Segment Start: Entries provided

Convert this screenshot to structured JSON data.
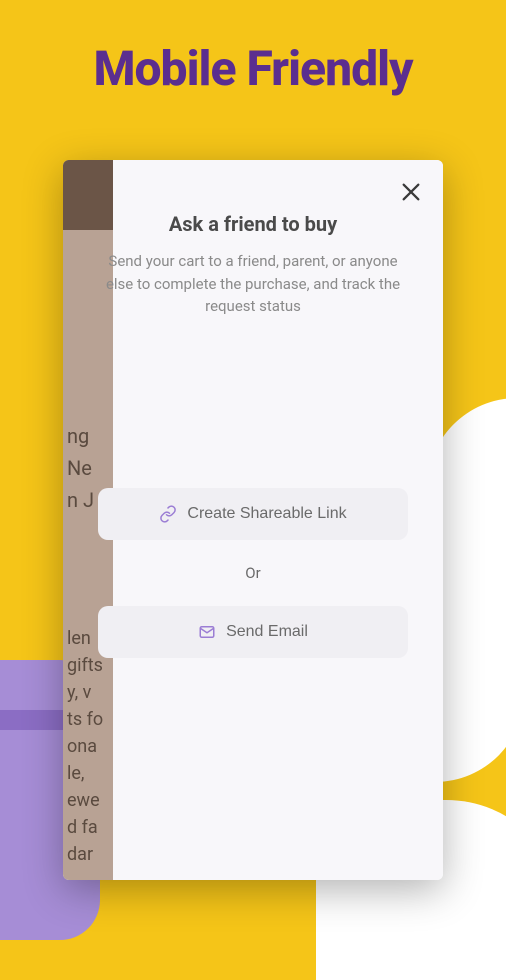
{
  "header": {
    "title": "Mobile Friendly"
  },
  "modal": {
    "title": "Ask a friend to buy",
    "description": "Send your cart to a friend, parent, or anyone else to complete the purchase, and track the request status",
    "createLinkLabel": "Create Shareable Link",
    "separator": "Or",
    "sendEmailLabel": "Send Email"
  },
  "background": {
    "peekText1Line1": "ng",
    "peekText1Line2": "Ne",
    "peekText1Line3": "n J",
    "peekText2": "len\ngifts\ny, v\nts fo\nona\nle,\newe\nd fa\ndar"
  }
}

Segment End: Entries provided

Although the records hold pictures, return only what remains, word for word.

Written reply:
Convert this screenshot to structured JSON data.
{
  "header": {
    "title": "Mobile Friendly"
  },
  "modal": {
    "title": "Ask a friend to buy",
    "description": "Send your cart to a friend, parent, or anyone else to complete the purchase, and track the request status",
    "createLinkLabel": "Create Shareable Link",
    "separator": "Or",
    "sendEmailLabel": "Send Email"
  },
  "background": {
    "peekText1Line1": "ng",
    "peekText1Line2": "Ne",
    "peekText1Line3": "n J",
    "peekText2": "len\ngifts\ny, v\nts fo\nona\nle,\newe\nd fa\ndar"
  }
}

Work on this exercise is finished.